Habranthus (copperlily) is a genus of tender herbaceous flowering bulbs in the Amaryllidaceae family, subfamily Amaryllidoideae. The genus was first identified by pioneering bulb enthusiast William Herbert in 1824. The species are native to the Americas, from (Arizona, New Mexico, Texas, Mexico, Bolivia, Brazil, Argentina, Paraguay and Uruguay), but several species are naturalized in other parts of the world West Indies, India, South Africa, Mauritius, Colombia, Easter Island, and the southeastern United States.

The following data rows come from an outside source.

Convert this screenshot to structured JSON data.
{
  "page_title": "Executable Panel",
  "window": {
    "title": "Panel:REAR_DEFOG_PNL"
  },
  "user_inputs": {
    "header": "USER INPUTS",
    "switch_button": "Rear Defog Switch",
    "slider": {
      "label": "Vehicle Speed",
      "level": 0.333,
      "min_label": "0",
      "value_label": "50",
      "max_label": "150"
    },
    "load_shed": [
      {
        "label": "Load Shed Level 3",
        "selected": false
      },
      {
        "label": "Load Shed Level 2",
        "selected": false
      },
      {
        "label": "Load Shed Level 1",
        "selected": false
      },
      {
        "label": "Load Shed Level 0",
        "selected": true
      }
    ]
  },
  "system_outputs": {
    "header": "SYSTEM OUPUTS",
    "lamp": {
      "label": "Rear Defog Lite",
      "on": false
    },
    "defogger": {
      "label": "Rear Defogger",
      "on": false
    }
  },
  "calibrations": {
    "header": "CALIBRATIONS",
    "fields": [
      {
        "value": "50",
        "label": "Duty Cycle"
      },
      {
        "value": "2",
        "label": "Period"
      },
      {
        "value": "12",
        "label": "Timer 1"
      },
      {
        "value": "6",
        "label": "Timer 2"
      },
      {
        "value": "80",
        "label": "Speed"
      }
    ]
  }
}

Along with Zephyranthes and Cooperia, Habranthus is one of several related genera commonly known as rain lilies. All three have starry, funnel-shaped flowers and are native to tropical and semi-tropical regions of the Americas. Flowers are either solitary or in umbels of up to 4 flowers, and typically appear in late spring through to autumn in response to rain. Individual bulbs are often capable of blooming more than once per year.
Habranthus is distinct from Zephyranthes in holding its flowers at an angle rather than upright and in having unequal stamens. It also has less symmetrical flowers.
At one stage, Habranthus was considered a subgenus of the closely related Hippeastrum. Now it is located in tribe Hippeastreae, subtribe Hippeastrinae.
In the United States, Habranthus, like other rain lilies, is regarded as an "heirloom plant", although it is not widely used in mainstream landscapes, perhaps because its bloom time, dependent on rain, is erratic. Nevertheless, the bulbs are rugged and easy to grow in USDA Hardiness Zones 8-10 and are recognized among bulb specialists as possessing distinct landscape value in appropriate areas of the world. In colder regions they may be grown in sheltered sites, or in pots kept frost-free in winter.
The most commonly grown species are the pink-flowered H. robustus and the yellow-flowered H. tubispathus.
The list of species accepted by the World Checklist of Selected Plant Families as of May 2011 is shown below.